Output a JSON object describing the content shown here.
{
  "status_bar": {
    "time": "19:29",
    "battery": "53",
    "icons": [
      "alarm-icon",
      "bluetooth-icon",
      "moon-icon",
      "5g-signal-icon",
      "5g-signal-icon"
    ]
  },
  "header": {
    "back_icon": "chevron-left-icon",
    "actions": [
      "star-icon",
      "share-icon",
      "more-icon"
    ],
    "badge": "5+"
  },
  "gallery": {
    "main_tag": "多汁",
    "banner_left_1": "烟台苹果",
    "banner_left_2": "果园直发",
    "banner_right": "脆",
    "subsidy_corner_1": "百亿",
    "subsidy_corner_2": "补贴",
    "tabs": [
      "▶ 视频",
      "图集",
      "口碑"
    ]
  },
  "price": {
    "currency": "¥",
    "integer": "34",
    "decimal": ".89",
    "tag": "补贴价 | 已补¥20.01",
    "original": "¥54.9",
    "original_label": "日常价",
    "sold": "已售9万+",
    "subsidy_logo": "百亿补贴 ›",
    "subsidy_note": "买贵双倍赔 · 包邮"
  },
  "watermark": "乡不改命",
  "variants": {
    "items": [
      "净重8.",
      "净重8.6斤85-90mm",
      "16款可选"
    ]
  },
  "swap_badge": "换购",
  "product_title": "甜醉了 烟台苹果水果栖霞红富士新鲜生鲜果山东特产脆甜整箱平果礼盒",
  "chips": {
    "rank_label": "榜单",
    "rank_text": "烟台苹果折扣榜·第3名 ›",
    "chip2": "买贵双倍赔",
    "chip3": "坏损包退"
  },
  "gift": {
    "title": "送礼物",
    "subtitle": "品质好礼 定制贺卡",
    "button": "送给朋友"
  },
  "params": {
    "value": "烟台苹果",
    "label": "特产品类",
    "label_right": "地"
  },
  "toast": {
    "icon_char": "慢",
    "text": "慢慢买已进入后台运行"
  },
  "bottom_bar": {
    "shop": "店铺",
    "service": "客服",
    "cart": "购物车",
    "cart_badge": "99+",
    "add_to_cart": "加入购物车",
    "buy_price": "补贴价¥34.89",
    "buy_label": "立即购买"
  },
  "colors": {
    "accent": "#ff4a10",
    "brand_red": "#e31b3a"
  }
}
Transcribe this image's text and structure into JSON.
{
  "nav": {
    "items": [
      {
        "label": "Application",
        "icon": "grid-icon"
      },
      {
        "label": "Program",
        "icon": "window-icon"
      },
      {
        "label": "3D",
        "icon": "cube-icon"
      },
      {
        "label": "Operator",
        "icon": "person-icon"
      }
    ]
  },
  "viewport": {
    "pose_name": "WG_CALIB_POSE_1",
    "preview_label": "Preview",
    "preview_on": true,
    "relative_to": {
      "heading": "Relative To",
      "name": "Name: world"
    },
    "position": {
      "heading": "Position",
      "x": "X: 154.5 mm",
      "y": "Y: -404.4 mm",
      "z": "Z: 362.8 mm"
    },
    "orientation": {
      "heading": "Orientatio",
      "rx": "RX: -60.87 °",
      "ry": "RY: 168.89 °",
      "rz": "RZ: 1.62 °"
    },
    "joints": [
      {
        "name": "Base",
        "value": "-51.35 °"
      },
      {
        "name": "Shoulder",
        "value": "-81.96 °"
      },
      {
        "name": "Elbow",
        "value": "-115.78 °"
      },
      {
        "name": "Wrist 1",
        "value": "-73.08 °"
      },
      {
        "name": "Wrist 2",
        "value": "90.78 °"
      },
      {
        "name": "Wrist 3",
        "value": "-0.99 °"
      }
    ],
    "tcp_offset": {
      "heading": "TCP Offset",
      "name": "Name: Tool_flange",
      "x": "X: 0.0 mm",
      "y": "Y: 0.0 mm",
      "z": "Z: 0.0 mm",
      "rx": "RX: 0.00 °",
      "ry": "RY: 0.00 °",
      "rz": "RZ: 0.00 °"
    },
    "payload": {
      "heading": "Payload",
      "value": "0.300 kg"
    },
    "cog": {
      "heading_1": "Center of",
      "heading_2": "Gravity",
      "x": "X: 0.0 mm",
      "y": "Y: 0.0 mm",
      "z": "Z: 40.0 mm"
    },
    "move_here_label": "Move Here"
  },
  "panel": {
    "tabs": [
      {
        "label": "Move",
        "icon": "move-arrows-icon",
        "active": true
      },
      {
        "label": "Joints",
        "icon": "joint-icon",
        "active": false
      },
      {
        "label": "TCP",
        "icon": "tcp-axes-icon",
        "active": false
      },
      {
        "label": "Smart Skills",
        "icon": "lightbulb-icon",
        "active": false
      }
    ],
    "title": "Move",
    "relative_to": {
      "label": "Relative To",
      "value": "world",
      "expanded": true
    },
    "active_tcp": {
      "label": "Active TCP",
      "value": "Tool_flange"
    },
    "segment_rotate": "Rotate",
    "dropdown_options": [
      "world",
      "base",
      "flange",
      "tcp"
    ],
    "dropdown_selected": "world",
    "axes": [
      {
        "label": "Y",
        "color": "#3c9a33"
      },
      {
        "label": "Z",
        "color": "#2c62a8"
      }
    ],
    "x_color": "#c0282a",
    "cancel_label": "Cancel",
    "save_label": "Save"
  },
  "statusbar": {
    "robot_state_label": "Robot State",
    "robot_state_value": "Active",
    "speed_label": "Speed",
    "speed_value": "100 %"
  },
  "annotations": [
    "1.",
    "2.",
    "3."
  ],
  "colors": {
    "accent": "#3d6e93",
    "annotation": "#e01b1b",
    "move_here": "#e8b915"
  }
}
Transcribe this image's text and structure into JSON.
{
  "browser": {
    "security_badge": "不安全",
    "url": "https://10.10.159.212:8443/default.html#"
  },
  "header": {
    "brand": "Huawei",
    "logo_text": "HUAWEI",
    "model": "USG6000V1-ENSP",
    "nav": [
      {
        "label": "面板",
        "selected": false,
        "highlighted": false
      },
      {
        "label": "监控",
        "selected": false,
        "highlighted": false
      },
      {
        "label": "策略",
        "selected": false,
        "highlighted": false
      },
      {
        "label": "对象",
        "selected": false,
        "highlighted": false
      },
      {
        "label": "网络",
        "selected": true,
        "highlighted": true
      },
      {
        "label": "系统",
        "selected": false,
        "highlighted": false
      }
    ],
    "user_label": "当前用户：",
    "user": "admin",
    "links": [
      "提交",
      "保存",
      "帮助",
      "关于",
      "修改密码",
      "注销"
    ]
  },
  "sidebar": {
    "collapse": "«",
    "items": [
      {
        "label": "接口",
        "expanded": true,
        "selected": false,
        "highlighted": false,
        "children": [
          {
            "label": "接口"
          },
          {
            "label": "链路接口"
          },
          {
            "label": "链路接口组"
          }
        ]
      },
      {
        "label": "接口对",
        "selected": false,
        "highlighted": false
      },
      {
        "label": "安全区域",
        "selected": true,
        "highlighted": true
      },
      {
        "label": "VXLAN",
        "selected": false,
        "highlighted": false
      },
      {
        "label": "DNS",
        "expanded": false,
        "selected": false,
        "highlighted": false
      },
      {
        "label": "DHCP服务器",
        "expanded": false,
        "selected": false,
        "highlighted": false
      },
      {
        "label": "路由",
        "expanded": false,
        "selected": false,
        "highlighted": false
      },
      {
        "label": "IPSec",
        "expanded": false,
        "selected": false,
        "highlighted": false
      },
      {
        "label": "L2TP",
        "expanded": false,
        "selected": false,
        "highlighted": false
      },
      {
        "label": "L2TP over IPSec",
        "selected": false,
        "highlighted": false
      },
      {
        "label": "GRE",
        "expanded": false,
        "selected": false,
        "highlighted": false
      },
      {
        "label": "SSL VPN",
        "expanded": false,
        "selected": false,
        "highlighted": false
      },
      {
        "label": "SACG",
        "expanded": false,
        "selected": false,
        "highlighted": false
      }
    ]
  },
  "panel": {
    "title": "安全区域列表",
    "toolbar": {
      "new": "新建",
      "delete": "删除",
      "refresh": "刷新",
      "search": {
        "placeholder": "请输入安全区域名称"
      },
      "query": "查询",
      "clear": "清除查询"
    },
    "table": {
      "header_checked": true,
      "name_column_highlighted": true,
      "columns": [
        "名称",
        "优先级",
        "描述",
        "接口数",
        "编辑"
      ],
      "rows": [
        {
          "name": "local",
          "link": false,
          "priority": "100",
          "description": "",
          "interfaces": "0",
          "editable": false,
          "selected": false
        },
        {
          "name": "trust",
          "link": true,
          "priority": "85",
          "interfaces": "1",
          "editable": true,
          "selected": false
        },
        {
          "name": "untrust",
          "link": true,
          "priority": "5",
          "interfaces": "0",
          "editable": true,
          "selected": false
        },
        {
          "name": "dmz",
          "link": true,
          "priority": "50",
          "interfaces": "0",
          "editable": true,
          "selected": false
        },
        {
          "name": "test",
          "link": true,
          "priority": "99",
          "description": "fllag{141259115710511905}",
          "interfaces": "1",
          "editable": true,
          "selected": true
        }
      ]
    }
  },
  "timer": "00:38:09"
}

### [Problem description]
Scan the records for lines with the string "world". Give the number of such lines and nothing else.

### [Your response]
4